Task directions:
Restate, word for word, each entry that follows, but skip its pictures.

-- Data records follows --

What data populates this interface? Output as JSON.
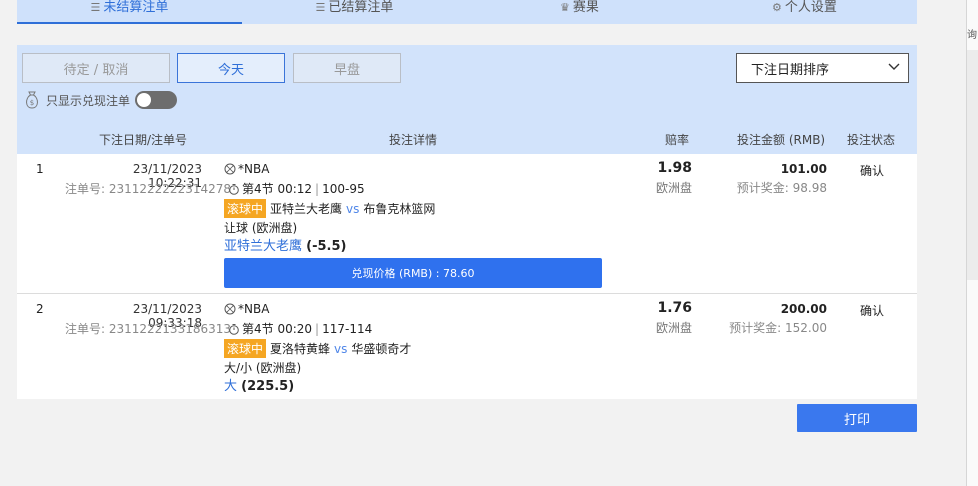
{
  "tabs": [
    {
      "label": "未结算注单",
      "icon": "list-icon",
      "active": true
    },
    {
      "label": "已结算注单",
      "icon": "list-icon",
      "active": false
    },
    {
      "label": "赛果",
      "icon": "trophy-icon",
      "active": false
    },
    {
      "label": "个人设置",
      "icon": "gear-icon",
      "active": false
    }
  ],
  "filter": {
    "pending_label": "待定 / 取消",
    "today_label": "今天",
    "early_label": "早盘",
    "sort_label": "下注日期排序",
    "cashout_only_label": "只显示兑现注单"
  },
  "table": {
    "headers": {
      "date": "下注日期/注单号",
      "detail": "投注详情",
      "odds": "赔率",
      "amount": "投注金额 (RMB)",
      "status": "投注状态"
    },
    "rows": [
      {
        "index": "1",
        "date": "23/11/2023 10:22:31",
        "order_no": "注单号: 2311222222314278",
        "league": "*NBA",
        "period": "第4节 00:12",
        "score": "100-95",
        "live_badge": "滚球中",
        "home": "亚特兰大老鹰",
        "vs": "vs",
        "away": "布鲁克林篮网",
        "market": "让球 (欧洲盘)",
        "selection": "亚特兰大老鹰",
        "handicap": "(-5.5)",
        "cashout_label": "兑现价格 (RMB) : 78.60",
        "odds": "1.98",
        "odds_type": "欧洲盘",
        "amount": "101.00",
        "potential_win": "预计奖金: 98.98",
        "status": "确认"
      },
      {
        "index": "2",
        "date": "23/11/2023 09:33:18",
        "order_no": "注单号: 2311222133186313",
        "league": "*NBA",
        "period": "第4节 00:20",
        "score": "117-114",
        "live_badge": "滚球中",
        "home": "夏洛特黄蜂",
        "vs": "vs",
        "away": "华盛顿奇才",
        "market": "大/小 (欧洲盘)",
        "selection": "大",
        "handicap": "(225.5)",
        "odds": "1.76",
        "odds_type": "欧洲盘",
        "amount": "200.00",
        "potential_win": "预计奖金: 152.00",
        "status": "确认"
      }
    ]
  },
  "print_label": "打印",
  "edge_text": "询",
  "colors": {
    "accent": "#2f71ee",
    "live": "#f5a623",
    "panel": "#d2e3fb"
  }
}
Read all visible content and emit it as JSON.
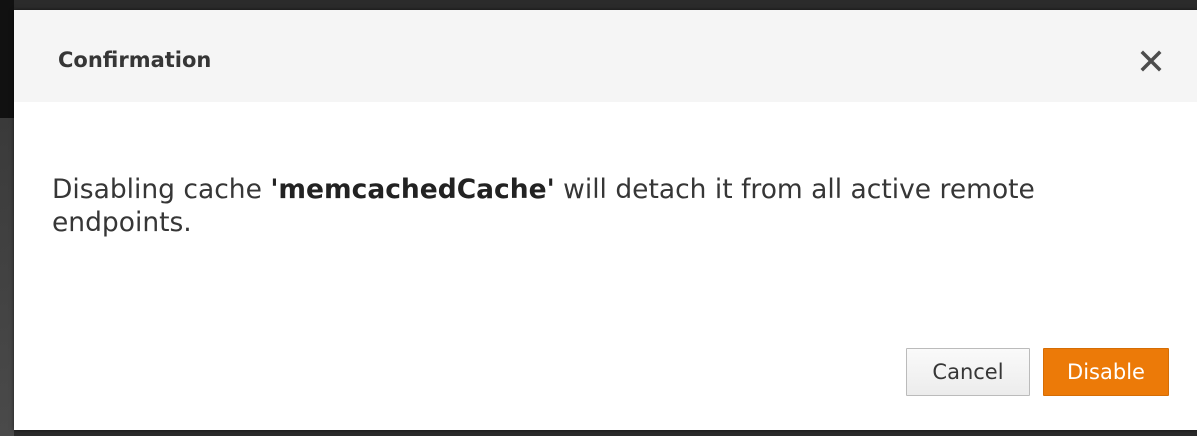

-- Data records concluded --

Written reply:
What data populates this interface? Output as JSON.
{
  "tabs": [
    {
      "label": "未结算注单",
      "icon": "list-icon",
      "active": true
    },
    {
      "label": "已结算注单",
      "icon": "list-icon",
      "active": false
    },
    {
      "label": "赛果",
      "icon": "trophy-icon",
      "active": false
    },
    {
      "label": "个人设置",
      "icon": "gear-icon",
      "active": false
    }
  ],
  "filter": {
    "pending_label": "待定 / 取消",
    "today_label": "今天",
    "early_label": "早盘",
    "sort_label": "下注日期排序",
    "cashout_only_label": "只显示兑现注单"
  },
  "table": {
    "headers": {
      "date": "下注日期/注单号",
      "detail": "投注详情",
      "odds": "赔率",
      "amount": "投注金额 (RMB)",
      "status": "投注状态"
    },
    "rows": [
      {
        "index": "1",
        "date": "23/11/2023 10:22:31",
        "order_no": "注单号: 2311222222314278",
        "league": "*NBA",
        "period": "第4节 00:12",
        "score": "100-95",
        "live_badge": "滚球中",
        "home": "亚特兰大老鹰",
        "vs": "vs",
        "away": "布鲁克林篮网",
        "market": "让球 (欧洲盘)",
        "selection": "亚特兰大老鹰",
        "handicap": "(-5.5)",
        "cashout_label": "兑现价格 (RMB) : 78.60",
        "odds": "1.98",
        "odds_type": "欧洲盘",
        "amount": "101.00",
        "potential_win": "预计奖金: 98.98",
        "status": "确认"
      },
      {
        "index": "2",
        "date": "23/11/2023 09:33:18",
        "order_no": "注单号: 2311222133186313",
        "league": "*NBA",
        "period": "第4节 00:20",
        "score": "117-114",
        "live_badge": "滚球中",
        "home": "夏洛特黄蜂",
        "vs": "vs",
        "away": "华盛顿奇才",
        "market": "大/小 (欧洲盘)",
        "selection": "大",
        "handicap": "(225.5)",
        "odds": "1.76",
        "odds_type": "欧洲盘",
        "amount": "200.00",
        "potential_win": "预计奖金: 152.00",
        "status": "确认"
      }
    ]
  },
  "print_label": "打印",
  "edge_text": "询",
  "colors": {
    "accent": "#2f71ee",
    "live": "#f5a623",
    "panel": "#d2e3fb"
  }
}
Read all visible content and emit it as JSON.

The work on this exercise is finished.